Tynecastle Park is a football stadium situated in the Gorgie area of Edinburgh, which is the home ground of Scottish Professional Football League club Heart of Midlothian ("Hearts"). It has also hosted Scotland international matches, and been used as a neutral venue for Scottish Cup and Scottish League Cup semi-finals. Tynecastle has a seating capacity of 19,852, which makes it the sixth-largest football stadium in Scotland. Hearts have played at the present site of Tynecastle since 1886.
Firhill Stadium is a football and former rugby union, rugby league and greyhound racing stadium located in the Maryhill area of Glasgow, Scotland. Since 1909, the stadium has been the home of Partick Thistle, who compete in Scottish League One. The stadium is commonly referred to as simply Firhill, although from September 2017 - September 2020 it was also known as The Energy Check Stadium at Firhill for sponsorship reasons.
Roker Park was an English football stadium situated in Roker, Sunderland. The stadium was the seventh home of the English football club Sunderland A.F.C. from 1898 to 1997 before the club moved to the Stadium of Light. Near the end of the stadium's history, its capacity was around 22,500 with only a small part of the stadium being seated. The stadium's capacity had been higher in previous years, attracting a record crowd of 75,118.
Simon Inglis is an author, editor, architectural historian and lecturer.

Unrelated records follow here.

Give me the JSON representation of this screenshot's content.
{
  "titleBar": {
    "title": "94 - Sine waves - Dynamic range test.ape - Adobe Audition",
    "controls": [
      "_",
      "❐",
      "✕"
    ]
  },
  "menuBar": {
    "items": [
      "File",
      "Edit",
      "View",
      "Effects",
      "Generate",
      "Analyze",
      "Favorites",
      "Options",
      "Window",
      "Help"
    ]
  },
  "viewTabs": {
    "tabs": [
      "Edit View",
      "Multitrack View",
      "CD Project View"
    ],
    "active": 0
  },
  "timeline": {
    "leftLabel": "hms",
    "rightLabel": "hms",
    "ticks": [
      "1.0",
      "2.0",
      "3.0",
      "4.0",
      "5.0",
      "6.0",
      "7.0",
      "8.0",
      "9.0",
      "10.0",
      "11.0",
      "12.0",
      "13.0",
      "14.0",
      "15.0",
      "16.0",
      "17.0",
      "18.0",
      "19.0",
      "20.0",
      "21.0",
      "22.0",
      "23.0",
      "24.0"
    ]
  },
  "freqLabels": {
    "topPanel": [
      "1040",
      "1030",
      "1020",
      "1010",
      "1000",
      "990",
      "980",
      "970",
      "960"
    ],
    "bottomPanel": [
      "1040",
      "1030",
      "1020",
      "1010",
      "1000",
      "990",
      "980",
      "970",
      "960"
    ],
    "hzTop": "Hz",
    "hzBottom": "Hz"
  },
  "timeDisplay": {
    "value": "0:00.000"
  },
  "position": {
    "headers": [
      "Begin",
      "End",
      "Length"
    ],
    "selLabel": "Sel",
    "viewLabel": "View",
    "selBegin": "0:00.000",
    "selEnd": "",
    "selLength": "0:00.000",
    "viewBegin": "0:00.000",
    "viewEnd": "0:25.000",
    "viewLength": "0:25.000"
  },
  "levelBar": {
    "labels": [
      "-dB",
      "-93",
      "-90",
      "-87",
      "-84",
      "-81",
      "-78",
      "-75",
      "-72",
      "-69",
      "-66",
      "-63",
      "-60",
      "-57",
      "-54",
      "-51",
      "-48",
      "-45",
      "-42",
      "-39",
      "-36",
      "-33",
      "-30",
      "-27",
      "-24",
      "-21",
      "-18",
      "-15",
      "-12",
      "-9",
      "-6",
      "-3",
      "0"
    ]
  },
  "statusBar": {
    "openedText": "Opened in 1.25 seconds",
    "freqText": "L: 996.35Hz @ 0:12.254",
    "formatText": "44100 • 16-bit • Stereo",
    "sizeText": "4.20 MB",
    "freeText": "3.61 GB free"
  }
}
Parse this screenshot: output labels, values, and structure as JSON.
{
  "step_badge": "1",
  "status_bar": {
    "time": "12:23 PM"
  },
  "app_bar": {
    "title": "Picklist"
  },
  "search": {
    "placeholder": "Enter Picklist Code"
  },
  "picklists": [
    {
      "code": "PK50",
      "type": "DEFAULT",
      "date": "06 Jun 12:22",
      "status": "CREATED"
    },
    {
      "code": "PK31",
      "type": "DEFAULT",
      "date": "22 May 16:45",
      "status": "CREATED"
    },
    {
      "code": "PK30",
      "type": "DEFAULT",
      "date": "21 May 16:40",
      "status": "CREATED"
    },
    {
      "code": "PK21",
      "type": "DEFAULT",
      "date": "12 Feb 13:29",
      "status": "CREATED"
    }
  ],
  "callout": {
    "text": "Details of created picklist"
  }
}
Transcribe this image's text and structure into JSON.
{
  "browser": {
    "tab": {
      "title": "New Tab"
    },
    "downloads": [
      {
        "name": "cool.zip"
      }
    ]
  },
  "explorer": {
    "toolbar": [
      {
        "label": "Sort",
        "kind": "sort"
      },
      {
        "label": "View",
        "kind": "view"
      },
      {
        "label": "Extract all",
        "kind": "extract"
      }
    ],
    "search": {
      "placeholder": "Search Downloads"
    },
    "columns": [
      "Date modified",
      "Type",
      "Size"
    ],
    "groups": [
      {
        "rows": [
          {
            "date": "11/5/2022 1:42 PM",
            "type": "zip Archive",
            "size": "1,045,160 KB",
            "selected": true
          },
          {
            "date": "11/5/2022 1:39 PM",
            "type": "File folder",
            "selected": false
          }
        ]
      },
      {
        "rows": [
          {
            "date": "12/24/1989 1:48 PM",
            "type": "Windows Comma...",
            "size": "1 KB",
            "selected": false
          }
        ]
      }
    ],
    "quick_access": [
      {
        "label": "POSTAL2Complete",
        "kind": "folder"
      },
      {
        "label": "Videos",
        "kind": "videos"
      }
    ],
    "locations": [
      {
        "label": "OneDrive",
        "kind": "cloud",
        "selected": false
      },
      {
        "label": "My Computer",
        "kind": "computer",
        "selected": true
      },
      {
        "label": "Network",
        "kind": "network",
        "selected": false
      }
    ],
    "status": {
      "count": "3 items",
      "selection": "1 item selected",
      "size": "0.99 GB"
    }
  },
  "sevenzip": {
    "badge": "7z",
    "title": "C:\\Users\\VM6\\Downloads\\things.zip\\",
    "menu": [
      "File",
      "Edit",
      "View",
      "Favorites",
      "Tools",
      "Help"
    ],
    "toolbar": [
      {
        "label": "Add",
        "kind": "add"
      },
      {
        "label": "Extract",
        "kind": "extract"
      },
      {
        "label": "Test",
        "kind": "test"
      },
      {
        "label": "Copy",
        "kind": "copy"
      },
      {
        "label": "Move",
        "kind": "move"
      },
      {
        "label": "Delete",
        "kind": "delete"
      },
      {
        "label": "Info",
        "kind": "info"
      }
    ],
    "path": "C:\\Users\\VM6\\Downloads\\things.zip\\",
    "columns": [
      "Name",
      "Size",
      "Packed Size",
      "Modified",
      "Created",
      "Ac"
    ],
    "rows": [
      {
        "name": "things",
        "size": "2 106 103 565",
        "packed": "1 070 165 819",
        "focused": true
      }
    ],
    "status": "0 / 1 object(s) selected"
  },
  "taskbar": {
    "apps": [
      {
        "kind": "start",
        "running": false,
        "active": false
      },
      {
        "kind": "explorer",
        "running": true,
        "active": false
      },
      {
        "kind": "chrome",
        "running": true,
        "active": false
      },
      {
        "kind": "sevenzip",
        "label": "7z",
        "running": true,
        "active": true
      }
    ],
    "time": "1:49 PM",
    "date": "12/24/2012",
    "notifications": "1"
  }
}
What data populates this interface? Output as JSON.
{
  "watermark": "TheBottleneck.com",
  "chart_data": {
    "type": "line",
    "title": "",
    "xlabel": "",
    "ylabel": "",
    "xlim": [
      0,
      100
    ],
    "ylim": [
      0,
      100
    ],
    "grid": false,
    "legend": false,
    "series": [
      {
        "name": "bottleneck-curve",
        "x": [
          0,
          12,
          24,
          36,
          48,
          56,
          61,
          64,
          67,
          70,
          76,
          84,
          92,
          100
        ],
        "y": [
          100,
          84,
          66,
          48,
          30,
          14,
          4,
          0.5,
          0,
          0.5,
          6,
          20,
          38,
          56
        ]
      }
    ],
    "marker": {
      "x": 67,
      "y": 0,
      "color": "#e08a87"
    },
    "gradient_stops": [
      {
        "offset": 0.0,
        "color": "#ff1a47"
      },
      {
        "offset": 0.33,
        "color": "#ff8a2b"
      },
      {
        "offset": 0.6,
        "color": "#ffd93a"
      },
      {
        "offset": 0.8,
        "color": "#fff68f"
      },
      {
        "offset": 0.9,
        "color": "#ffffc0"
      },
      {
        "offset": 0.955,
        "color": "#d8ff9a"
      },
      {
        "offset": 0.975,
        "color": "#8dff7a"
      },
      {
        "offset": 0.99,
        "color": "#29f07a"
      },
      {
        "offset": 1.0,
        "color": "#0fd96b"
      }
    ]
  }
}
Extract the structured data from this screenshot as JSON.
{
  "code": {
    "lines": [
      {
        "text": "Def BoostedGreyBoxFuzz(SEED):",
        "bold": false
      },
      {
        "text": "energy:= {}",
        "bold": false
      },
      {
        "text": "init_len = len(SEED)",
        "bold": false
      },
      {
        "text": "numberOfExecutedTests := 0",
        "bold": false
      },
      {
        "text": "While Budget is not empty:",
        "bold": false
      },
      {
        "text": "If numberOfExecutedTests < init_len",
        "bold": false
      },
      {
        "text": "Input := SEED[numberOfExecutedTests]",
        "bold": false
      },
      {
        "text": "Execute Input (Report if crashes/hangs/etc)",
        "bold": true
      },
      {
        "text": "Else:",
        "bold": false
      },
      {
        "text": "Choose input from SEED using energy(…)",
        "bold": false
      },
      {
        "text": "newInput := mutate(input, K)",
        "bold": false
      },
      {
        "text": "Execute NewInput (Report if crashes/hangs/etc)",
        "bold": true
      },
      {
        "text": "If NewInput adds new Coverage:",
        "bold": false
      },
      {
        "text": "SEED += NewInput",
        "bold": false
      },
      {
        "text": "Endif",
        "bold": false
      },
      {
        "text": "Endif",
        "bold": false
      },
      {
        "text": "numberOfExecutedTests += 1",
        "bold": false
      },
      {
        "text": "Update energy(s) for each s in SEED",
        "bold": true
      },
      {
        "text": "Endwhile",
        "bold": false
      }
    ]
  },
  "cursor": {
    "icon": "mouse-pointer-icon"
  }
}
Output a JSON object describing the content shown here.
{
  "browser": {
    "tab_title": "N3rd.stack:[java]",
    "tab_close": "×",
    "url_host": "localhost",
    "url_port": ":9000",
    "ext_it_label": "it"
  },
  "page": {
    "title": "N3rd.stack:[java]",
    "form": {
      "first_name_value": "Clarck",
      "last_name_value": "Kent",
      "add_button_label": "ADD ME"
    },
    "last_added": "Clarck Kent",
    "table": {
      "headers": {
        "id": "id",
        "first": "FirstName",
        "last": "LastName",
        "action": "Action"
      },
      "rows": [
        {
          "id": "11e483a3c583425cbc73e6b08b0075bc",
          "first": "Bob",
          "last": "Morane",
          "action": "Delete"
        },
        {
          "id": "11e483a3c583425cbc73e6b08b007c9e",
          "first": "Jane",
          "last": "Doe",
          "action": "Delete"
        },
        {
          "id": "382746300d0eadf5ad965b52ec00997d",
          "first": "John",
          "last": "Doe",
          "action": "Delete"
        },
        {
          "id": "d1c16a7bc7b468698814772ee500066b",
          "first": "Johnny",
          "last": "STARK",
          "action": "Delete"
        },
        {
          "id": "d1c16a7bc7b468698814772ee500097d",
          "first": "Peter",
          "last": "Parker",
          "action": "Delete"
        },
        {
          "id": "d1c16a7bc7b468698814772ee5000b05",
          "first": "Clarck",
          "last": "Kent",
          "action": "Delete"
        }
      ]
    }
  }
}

He specialises in the history, heritage and architecture of sport and recreation. Inglis is best known for his work on football history and stadiums, and as editor of the Played in Britain series for English Heritage.
Stark's Park is a football stadium in Kirkcaldy, Scotland. It is the home ground of Raith Rovers, who have played there since 1891. The ground has an all-seated capacity of 8,867.
Somerset Park is a football stadium located in Ayr, South Ayrshire, Scotland. It has been the home of Ayr United since they were founded in 1910. Prior to that, it was the home ground of Ayr, who merged with Ayr Parkhouse to form Ayr United.
Hampden Park in Glasgow is the primary home stadium for the Scotland national football team. This has been the case since 1906, soon after it opened. The present site of Hampden Park is the third location to bear that name and both the previous locations also hosted Scotland games. Scotland have also played many of their home games in other stadiums throughout their history, both in friendly matches and for competitive tournaments.
The 1997–98 Scottish Cup was the 113th staging of Scotland's most prestigious football knockout competition. The Cup was won by Heart of Midlothian who defeated Rangers in the final.
A terrace or terracing in sporting terms refers to the standing area of a sports stadium, particularly in the United Kingdom and Republic of Ireland. It is a series of concrete steps, with intermittent safety barriers installed at specific locations to prevent an excessive movement of people down its slope.
The 2003–04 Scottish League Cup was the 58th staging of the Scotland's second most prestigious football knockout competition, also known for sponsorship reasons as the CIS Insurance Cup.
The 1993–94 Scottish League Cup was the 48th staging of the Scotland's second most prestigious football knockout competition.
The 1902 Ibrox disaster was the collapse of a stand at Ibrox Park in Glasgow, Scotland. The incident led to the deaths of 25 supporters and injuries to 500 more during an international association football match between Scotland and England on 5 April 1902 as part of the 1901–02 British Home Championship.
Ibrox Park was a football ground in Ibrox, Scotland. It was the home ground of Rangers from 1887 until they moved to the adjacent second Ibrox in 1899. The ground staged the Scottish Cup Final four times and also three Scotland international matches.